Hereafter, “My Revolution” came to full life in Odessa as Kuznetsov recorded lead vocals in their professional studio with Pshokina recording bass guitar. The spine of the song is now completed, Kuznetsov developed a demo string arrangement to augment the dramatic movements of the track.
Weiss had previously worked with string arranger and violinist Megan Gould who lives in New York. After discussing ideas and approaches, Gould wrote the string arrangement performing on violin and viola with sessionist Eleanor Norton on cello.
With all tracking complete, Cukierman mixed the song over four sessions. Weiss participated over video chat with notes he and Kuznetsov prepared. Cukierman in real time executed the vision they together had evolved.
Early on in the project, it became clear to Weiss that a video would be the most powerful to express Kuzentsov’s experience. He shared his idea with Cukierman and he connected Weiss to filmmaker Flor Giardino in Buenos Aires. Giardino had recently made a short film with dancer and choreographer Melina Ascune called Exclama. When Weiss viewed this film on Giardino’s website, the connection between the dance and the inner experience of the song’s lyrics was uncannily synchromatic. Even more, the location of the shots on the rocky banks of a large body of water in Buenos Aires looked similar to the shores of Odessa on the Black Sea. Giardino and Ascune gave Weiss permission to use the Exclama shots in the video.
Kuznetsov and Weiss then collaborated on the story for the video. Kuznetsov and Pshokina shot in multiple locations in Odessa. From here, Weiss edited the video using the Exclama dance shots, the Odessa shots from Kuznetsov and Pshokina, and footage found from sites such as Dattalion, which is an archive of video stories documenting the invasion, and Ukraiine Today on Telegram, the frequently used social media site for people sharing about the invasion.

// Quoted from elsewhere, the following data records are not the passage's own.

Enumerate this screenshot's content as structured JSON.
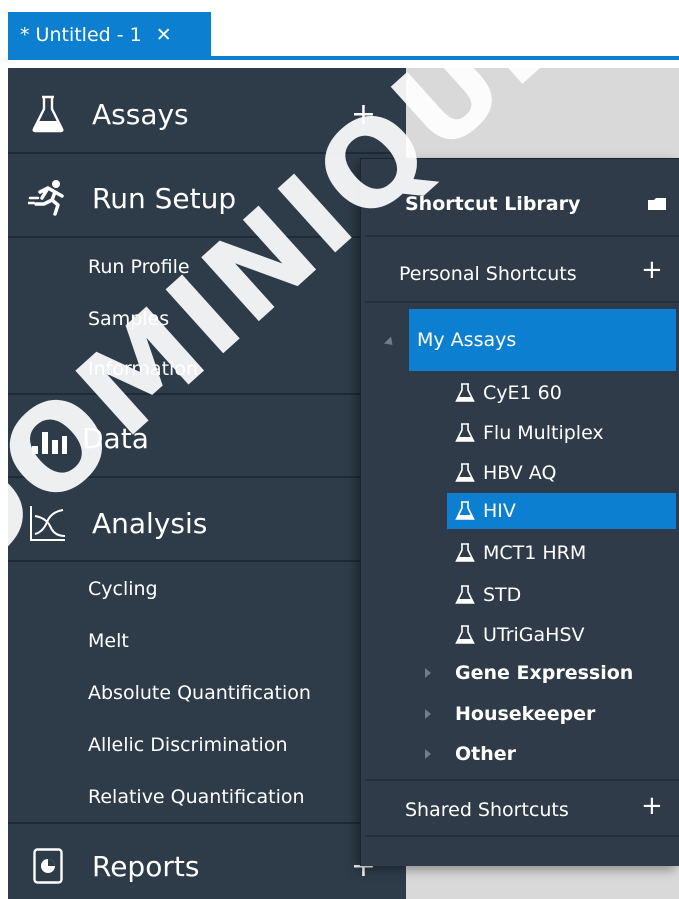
{
  "tab": {
    "title": "* Untitled - 1",
    "close": "✕"
  },
  "nav": {
    "assays": {
      "label": "Assays",
      "plus": "+"
    },
    "run_setup": {
      "label": "Run Setup",
      "items": [
        "Run Profile",
        "Samples",
        "Information"
      ]
    },
    "data": {
      "label": "Data"
    },
    "analysis": {
      "label": "Analysis",
      "items": [
        "Cycling",
        "Melt",
        "Absolute Quantification",
        "Allelic Discrimination",
        "Relative Quantification"
      ]
    },
    "reports": {
      "label": "Reports",
      "plus": "+"
    }
  },
  "shortcut_library": {
    "title": "Shortcut Library",
    "personal": {
      "label": "Personal Shortcuts",
      "plus": "+"
    },
    "my_assays": {
      "label": "My Assays",
      "items": [
        "CyE1 60",
        "Flu Multiplex",
        "HBV AQ",
        "HIV",
        "MCT1 HRM",
        "STD",
        "UTriGaHSV"
      ],
      "selected": "HIV"
    },
    "groups": [
      "Gene Expression",
      "Housekeeper",
      "Other"
    ],
    "shared": {
      "label": "Shared Shortcuts",
      "plus": "+"
    }
  },
  "watermark": "DOMINIQUE DUVAL",
  "colors": {
    "accent": "#0c7fd0",
    "nav_bg": "#2e3c49",
    "panel_bg": "#2f3b48",
    "content_bg": "#d9d9d9"
  }
}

Giardino as Colorist then completed the final master of the video.
The video production in Odessa called for the video to be shot in public, both during the day, and at night. The bombings by Russian missiles to Odessa’s energy infrastructure after the explosion on the Crimea Bridge made collaboration on the video more difficult with Taras having less access to electricity and internet. But when there was electricity and internet, Taras and Diedrich together fulfilled the visual story that felt needed to be told.
Naturally, personal connections evolved with such commitment and trust essential to creating what is a deeply personal and artistically powerful piece of music and video. At the heart of this project is each artist, from Colombia, Argentina, the United States, and Ukraine, rising to pull everything they as artists have within them engaging personally and passionately as if all in one studio together.
Independent Music Promotions
Source :Independent Music Promotions
This article was originally published by IssueWire. Read the original article here.